Myths and legends about dragons date back thousands of years and, in their various forms, can be found from the farthest reaches of China to the Highlands of Scotland. There is something wonderful about a giant flying beast that is often magical and able to breathe fire. How is it that these legends of such creatures appeared in so many places around the world? Researchers believe that the answer lies in the accidental discovery of dinosaur fossils. What would ancient peoples have thought if they discovered the skull of a T-Rex? Here was absolute proof of a creature many times larger than any living beast. Gigantic teeth blackened with age or could that be fire? Of course Dragons must exist! It also helped that stories of giant lizards – Komodo Dragons and Iguanas – were actually true.
The Okapi (Giraffe Horse )

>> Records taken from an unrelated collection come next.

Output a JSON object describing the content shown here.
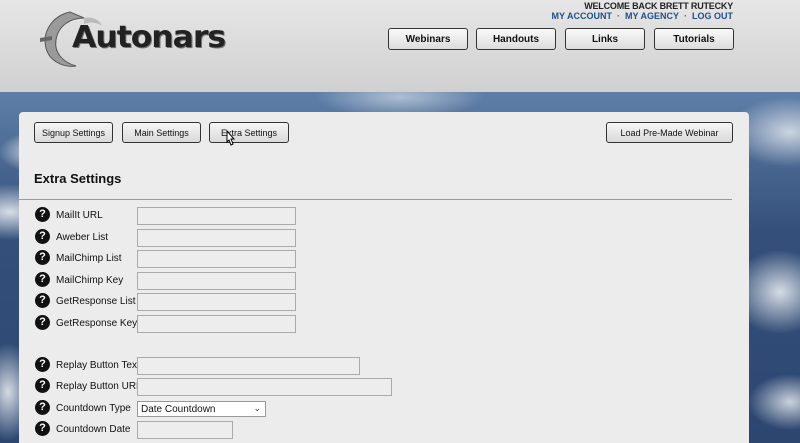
{
  "header": {
    "logo_text": "Autonars",
    "welcome": "WELCOME BACK BRETT RUTECKY",
    "account_links": [
      "MY ACCOUNT",
      "MY AGENCY",
      "LOG OUT"
    ],
    "nav": [
      "Webinars",
      "Handouts",
      "Links",
      "Tutorials"
    ]
  },
  "tabs": {
    "signup": "Signup Settings",
    "main": "Main Settings",
    "extra": "Extra Settings",
    "premade": "Load Pre-Made Webinar"
  },
  "section_title": "Extra Settings",
  "fields": [
    {
      "label": "MailIt URL",
      "value": ""
    },
    {
      "label": "Aweber List",
      "value": ""
    },
    {
      "label": "MailChimp List",
      "value": ""
    },
    {
      "label": "MailChimp Key",
      "value": ""
    },
    {
      "label": "GetResponse List",
      "value": ""
    },
    {
      "label": "GetResponse Key",
      "value": ""
    },
    {
      "label": "Replay Button Text",
      "value": ""
    },
    {
      "label": "Replay Button URL",
      "value": ""
    },
    {
      "label": "Countdown Type",
      "value": "Date Countdown"
    },
    {
      "label": "Countdown Date",
      "value": ""
    }
  ],
  "help_icon_glyph": "?",
  "colors": {
    "link": "#22508a",
    "sky": "#34507a",
    "panel": "#ececec"
  }
}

This is another mythical creature that does exist. For centuries travellers in North Africa had heard stories of an animal that was half zebra and half giraffe. Over time these tales spread across the Mediterranean to Italy, Greece and beyond. Explorers search for the creature but encountered nothing but failure. Finally, just as the creature was about to be awarded the status of myth it was actually discovered by Sir Harry Johnston, who first acquired an okapi specimen for science from the Ituri Forest. Although the okapi has striped markings suggestive of zebras, it is most closely related to the giraffe. The okapi and the giraffe are the only living members of the family Giraffidae.
Cyclops (Elephant Skulls)
Greek and Roman mythology explains that the Cyclops were an ancient race of giants each of which had a single eye in the middle of his forehead. Along with their sing eye, these creatures had protruding teeth and were said to be vicious and partial to human flesh. The legend of the cyclops is believed to have originated when ancient Greeks discovered the skulls and bones of Deinotherium giganteum (really huge terrible beast) which was a relative of modern elephants. Skulls of Deinotherium giganteum have an extremely large nasal opening in the centre of the skull that could easily be mistaken for an eye socket and could well be the evidence used for tales of the terrifying one-eyed Cyclops.
Bigfoot / Yeti (Upright Bear)
Best described as half-man and half-ape, legends of these large hominids are common in almost every part of the World. In the cold mountains Tibet they’re known as the Yeti (Abominable Snowman) while in the tropical jungles and ravines of Southern Africa they’re known as Raka. The Japanese call them Hibagon while Americans know them as either Bigfoot or Sasquatch. Researchers are divided regarding these creatures. Some believe that they are based upon actual cryptids and like the Okapi will one day be proven to actually exist. Other researchers believe that the legends are based on bears that have taken to walking upright – in particular, a rare hybrid of the polar bear. DNA tests on alleged Yeti hair samples recently revealed a new species of unknown bear could well exist and may have given rise to the Tibetan version of the legend.
The Griffin (Protoceratops)
The Griffin is a legendary creature with the body, tail, and rear legs of a lion together with the head and wings of an eagle. Its forelegs are also those of an eagle. It purportedly laid eggs in ground nests and defended deposits of gold located in wilderness areas. In 1993, Adrienne Mayor, a classical folklorist, proposed that the griffin legend came into being after the discovery of the fossilized remains of Protoceratops were found in gold mines in the Tian Shan and Altai Mountains of Scythia in present-day south-eastern Kazakhstan. The hypothesis remains strongly contested but has also received a great deal of mainstream acceptance.